EXERCISE GOAL: Return the records that follow unaltered. Omit every picture.
··· DATA EXTRACTS ···
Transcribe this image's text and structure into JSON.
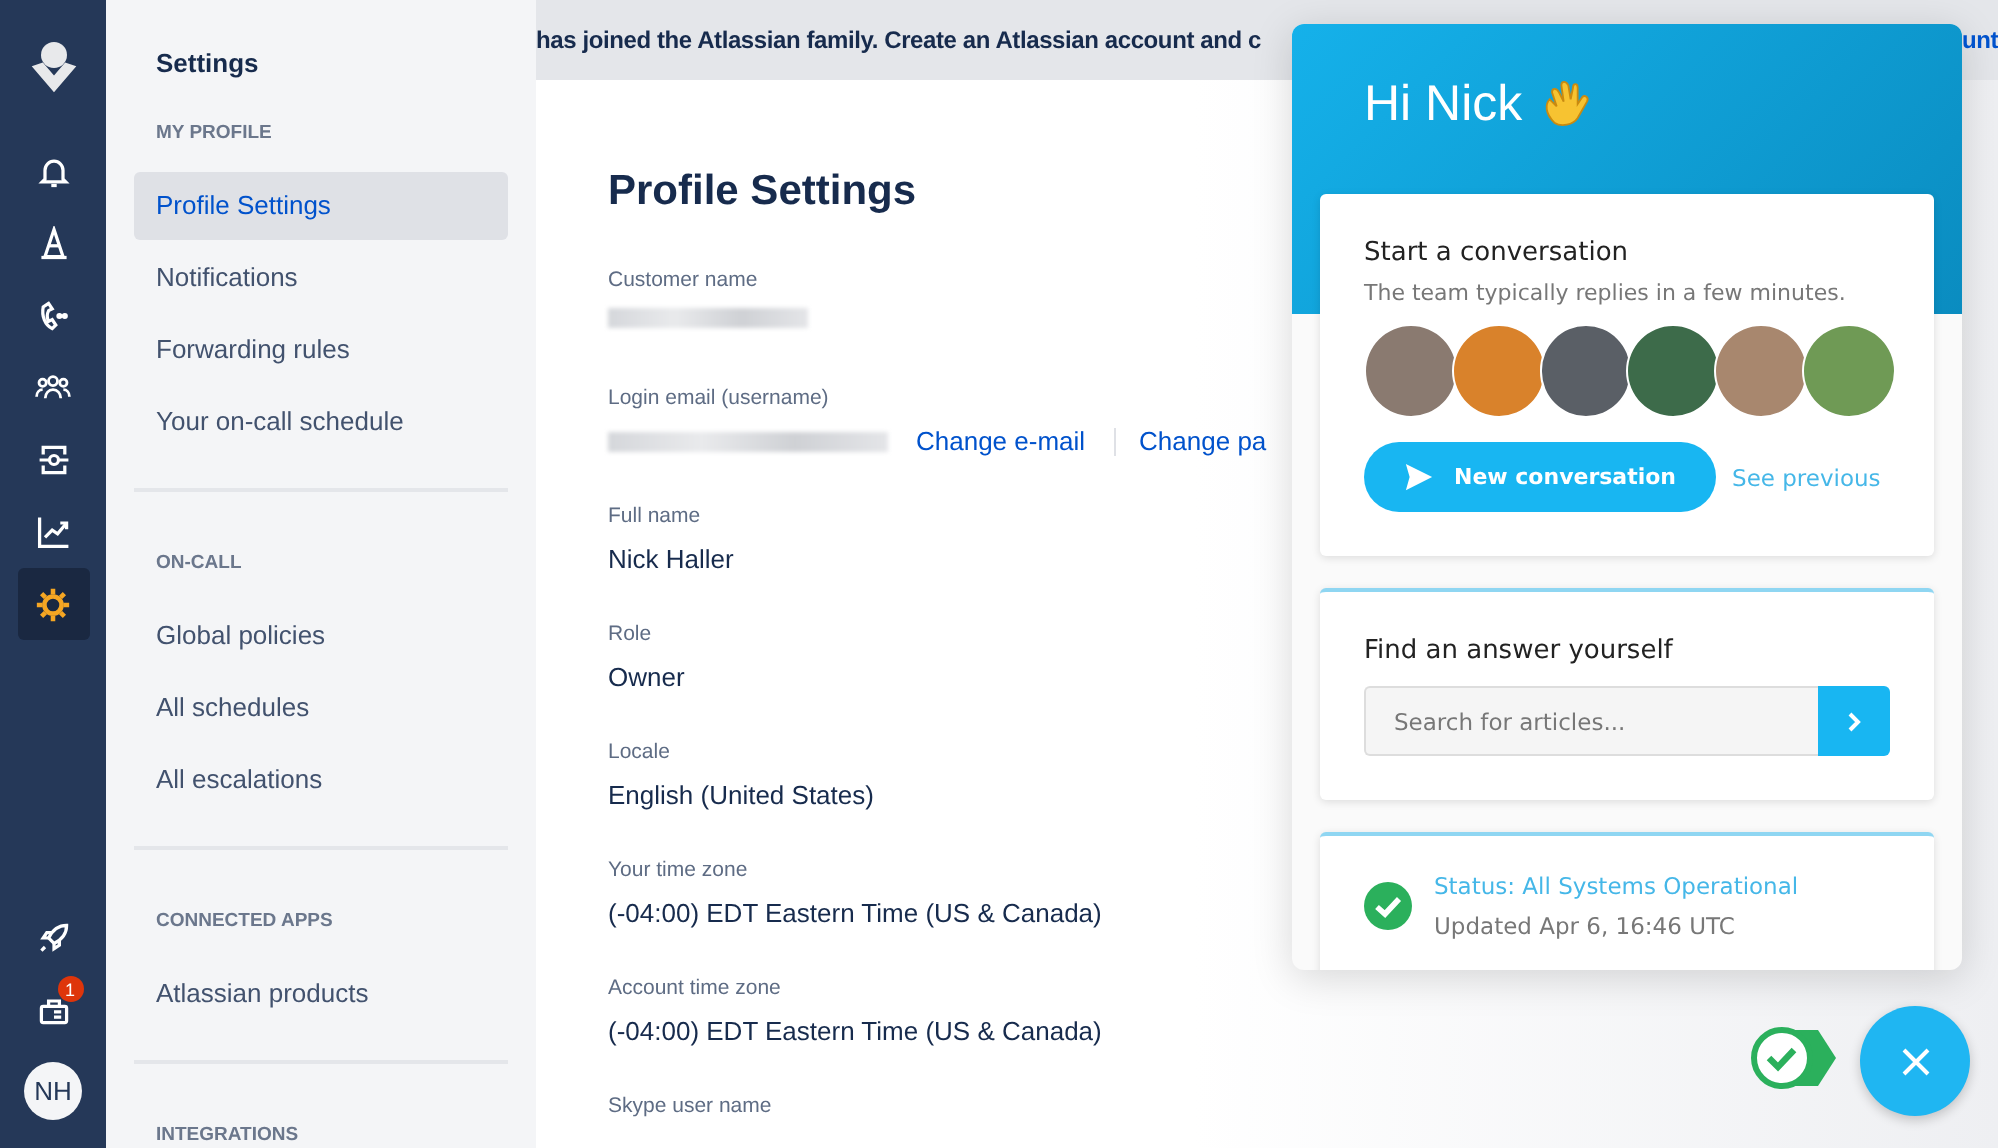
{
  "rail": {
    "top_items": [
      {
        "kind": "bell",
        "selected": false
      },
      {
        "kind": "cone",
        "selected": false
      },
      {
        "kind": "phone",
        "selected": false
      },
      {
        "kind": "people",
        "selected": false
      },
      {
        "kind": "schedule",
        "selected": false
      },
      {
        "kind": "chart",
        "selected": false
      },
      {
        "kind": "gear",
        "selected": true
      }
    ],
    "bottom_items": [
      {
        "kind": "rocket"
      },
      {
        "kind": "apps",
        "badge": "1"
      }
    ],
    "avatar": "NH"
  },
  "sidebar": {
    "title": "Settings",
    "sections": [
      {
        "heading": "MY PROFILE",
        "items": [
          {
            "label": "Profile Settings",
            "selected": true
          },
          {
            "label": "Notifications",
            "selected": false
          },
          {
            "label": "Forwarding rules",
            "selected": false
          },
          {
            "label": "Your on-call schedule",
            "selected": false
          }
        ]
      },
      {
        "heading": "ON-CALL",
        "items": [
          {
            "label": "Global policies",
            "selected": false
          },
          {
            "label": "All schedules",
            "selected": false
          },
          {
            "label": "All escalations",
            "selected": false
          }
        ]
      },
      {
        "heading": "CONNECTED APPS",
        "items": [
          {
            "label": "Atlassian products",
            "selected": false
          }
        ]
      },
      {
        "heading": "INTEGRATIONS"
      }
    ]
  },
  "banner": {
    "text": "has joined the Atlassian family. Create an Atlassian account and c",
    "text_end": "unt"
  },
  "main": {
    "title": "Profile Settings",
    "fields": [
      {
        "kind": "redacted",
        "label": "Customer name"
      },
      {
        "kind": "redacted",
        "label": "Login email (username)",
        "links": [
          "Change e-mail",
          "Change pa"
        ]
      },
      {
        "kind": "text",
        "label": "Full name",
        "value": "Nick Haller"
      },
      {
        "kind": "text",
        "label": "Role",
        "value": "Owner"
      },
      {
        "kind": "text",
        "label": "Locale",
        "value": "English (United States)"
      },
      {
        "kind": "text",
        "label": "Your time zone",
        "value": "(-04:00) EDT Eastern Time (US & Canada)"
      },
      {
        "kind": "text",
        "label": "Account time zone",
        "value": "(-04:00) EDT Eastern Time (US & Canada)"
      },
      {
        "kind": "text",
        "label": "Skype user name"
      }
    ]
  },
  "chat": {
    "greeting": "Hi Nick",
    "conversation": {
      "title": "Start a conversation",
      "subtitle": "The team typically replies in a few minutes.",
      "team_avatars": [
        {
          "color": "#8a7a70"
        },
        {
          "color": "#d9822b"
        },
        {
          "color": "#5a5f66"
        },
        {
          "color": "#3d6b4a"
        },
        {
          "color": "#a8876e"
        },
        {
          "color": "#6f9a55"
        }
      ],
      "button": "New conversation",
      "link": "See previous"
    },
    "search": {
      "title": "Find an answer yourself",
      "placeholder": "Search for articles..."
    },
    "status": {
      "title": "Status: All Systems Operational",
      "updated": "Updated Apr 6, 16:46 UTC"
    }
  }
}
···
SOLUTION TO THIS TASK:
Transcribe this image's text and structure into JSON.
{
  "rail": {
    "top_items": [
      {
        "kind": "bell",
        "selected": false
      },
      {
        "kind": "cone",
        "selected": false
      },
      {
        "kind": "phone",
        "selected": false
      },
      {
        "kind": "people",
        "selected": false
      },
      {
        "kind": "schedule",
        "selected": false
      },
      {
        "kind": "chart",
        "selected": false
      },
      {
        "kind": "gear",
        "selected": true
      }
    ],
    "bottom_items": [
      {
        "kind": "rocket"
      },
      {
        "kind": "apps",
        "badge": "1"
      }
    ],
    "avatar": "NH"
  },
  "sidebar": {
    "title": "Settings",
    "sections": [
      {
        "heading": "MY PROFILE",
        "items": [
          {
            "label": "Profile Settings",
            "selected": true
          },
          {
            "label": "Notifications",
            "selected": false
          },
          {
            "label": "Forwarding rules",
            "selected": false
          },
          {
            "label": "Your on-call schedule",
            "selected": false
          }
        ]
      },
      {
        "heading": "ON-CALL",
        "items": [
          {
            "label": "Global policies",
            "selected": false
          },
          {
            "label": "All schedules",
            "selected": false
          },
          {
            "label": "All escalations",
            "selected": false
          }
        ]
      },
      {
        "heading": "CONNECTED APPS",
        "items": [
          {
            "label": "Atlassian products",
            "selected": false
          }
        ]
      },
      {
        "heading": "INTEGRATIONS"
      }
    ]
  },
  "banner": {
    "text": "has joined the Atlassian family. Create an Atlassian account and c",
    "text_end": "unt"
  },
  "main": {
    "title": "Profile Settings",
    "fields": [
      {
        "kind": "redacted",
        "label": "Customer name"
      },
      {
        "kind": "redacted",
        "label": "Login email (username)",
        "links": [
          "Change e-mail",
          "Change pa"
        ]
      },
      {
        "kind": "text",
        "label": "Full name",
        "value": "Nick Haller"
      },
      {
        "kind": "text",
        "label": "Role",
        "value": "Owner"
      },
      {
        "kind": "text",
        "label": "Locale",
        "value": "English (United States)"
      },
      {
        "kind": "text",
        "label": "Your time zone",
        "value": "(-04:00) EDT Eastern Time (US & Canada)"
      },
      {
        "kind": "text",
        "label": "Account time zone",
        "value": "(-04:00) EDT Eastern Time (US & Canada)"
      },
      {
        "kind": "text",
        "label": "Skype user name"
      }
    ]
  },
  "chat": {
    "greeting": "Hi Nick",
    "conversation": {
      "title": "Start a conversation",
      "subtitle": "The team typically replies in a few minutes.",
      "team_avatars": [
        {
          "color": "#8a7a70"
        },
        {
          "color": "#d9822b"
        },
        {
          "color": "#5a5f66"
        },
        {
          "color": "#3d6b4a"
        },
        {
          "color": "#a8876e"
        },
        {
          "color": "#6f9a55"
        }
      ],
      "button": "New conversation",
      "link": "See previous"
    },
    "search": {
      "title": "Find an answer yourself",
      "placeholder": "Search for articles..."
    },
    "status": {
      "title": "Status: All Systems Operational",
      "updated": "Updated Apr 6, 16:46 UTC"
    }
  }
}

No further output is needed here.